Research Article

The Travelling Folktales of the Basil Girl’s Wiles


  • Hamza Bekkaoui Doctor from Sidi Mohamed Ben Abdellah University Faculty of Humanities and Social Sciences, Fez, Morocco


This article sheds light on the translation, evolution, transformation, and circulation of "The Merchant's Daughter," a highly significant piece of Moroccan folklore, tracing its journey within Morocco and globally. Central to our analysis is the tale's origins, which, as theorized by Hasna Lebbady, trace back to Andalus and were carried across the world by Muslims exiled from Spain. This journey encompasses varied landscapes and geographies, across three continents, North Africa, Europe, and South America, illustrating the tale's adaptability and enduring relevance. A focal point of exploration is the tale's nuanced portrayal of women's wit as a tool to navigate and subvert the constraints of patriarchy and authoritarian power structures within their societies.

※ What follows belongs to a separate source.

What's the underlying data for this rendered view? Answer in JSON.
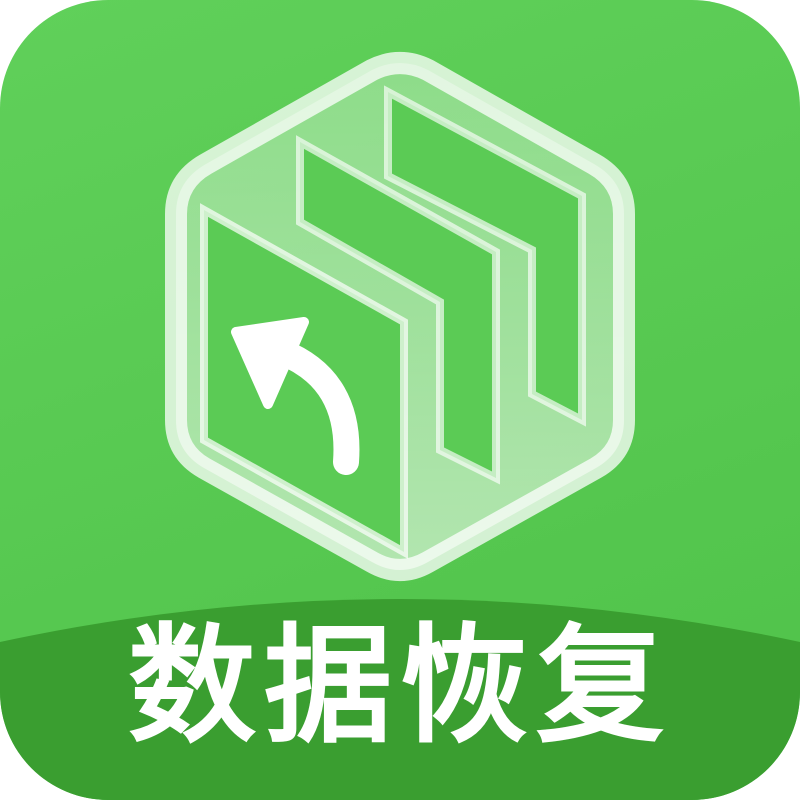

By compiling and comparing variations of the tale from different regions, this study demonstrates the diverse ways in which the narrative has been refashioned to reflect local cultures, societal norms, and resistance strategies. Through the lens of "The Merchant's Daughter," we contend that cultures are not monolithic entities bred in isolation but are instead the result of centuries-long encounters and exchanges. By engaging with this folktale's transnational circulation and thematic richness, our study contributes to a broader understanding of how folktales cross borders, circulate, and adapt as well as the dynamic processes of cultural transmission and adaptation. It underscores the role of storytelling in preserving cultural identity, fostering resilience, and navigating the complexities of global and local intersections.

Article information


International Journal of Linguistics, Literature and Translation

Volume (Issue)

7 (5)





How to Cite

Bekkaoui, H. (2024). The Travelling Folktales of the Basil Girl’s Wiles. International Journal of Linguistics, Literature and Translation, 7(5), 35–46.



Transnational folklore, The Merchant’s Daughter, storytelling and agency, oral tradition and resistance.